Names are usually a combination of a letter and a number. The letter indicates the component type, while the number indicates multiple components of the same type are on the schematic. For instance, if a schematic has three capacitors, they will be labeled C1, C2, and C3.

Common Component Names

  • C: Capacitors

  • D: Diodes

  • L: Inductors

  • Q: Transistors

  • R: Resistors

  • S: Switches

  • U: Integrated Circuits

  • Y: Crystals and Oscillators

How to Read Electric Schematic Drawings

Practice is key to learning how to read electric schematic drawings. Start with simple schematics and work up more complicated drawings.

A schematic shows the order of components wired on a circuit, with wires between components represented as lines. The completed circuit is known as a net. When wires connecting a terminal split into two or more directions, a junction is formed with a junction node represented as a small dot at the intersection. Nodes indicate all wires meeting at the junction are connected.

In complex schematics, entire nets may be given names and labeled as tags, rather than drawing the components within each net. This helps simplify large schematics.

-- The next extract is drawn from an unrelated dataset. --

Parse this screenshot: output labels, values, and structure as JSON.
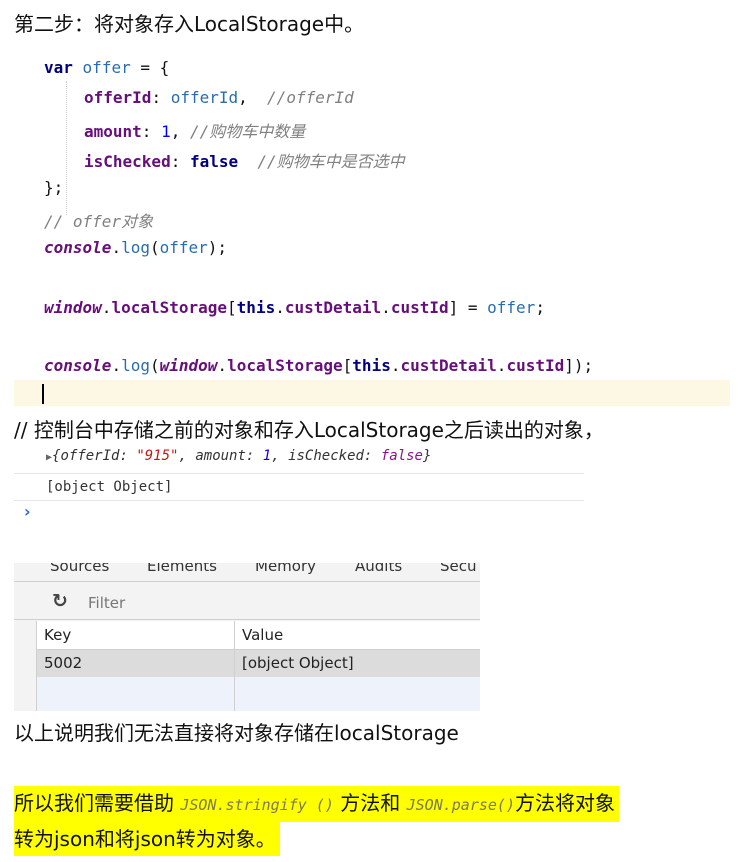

Large schematics may also be broken into function blocks, representing the system’s power input, regulation, connectors, or other system parts.

Still confused about how to read electric schematic drawings? TPC Trainco’s two-day Electrical Ladder Drawings, Schematics and Drawings seminar is an excellent starting point for staff who need to increase their knowledge on this oft forgotten topic.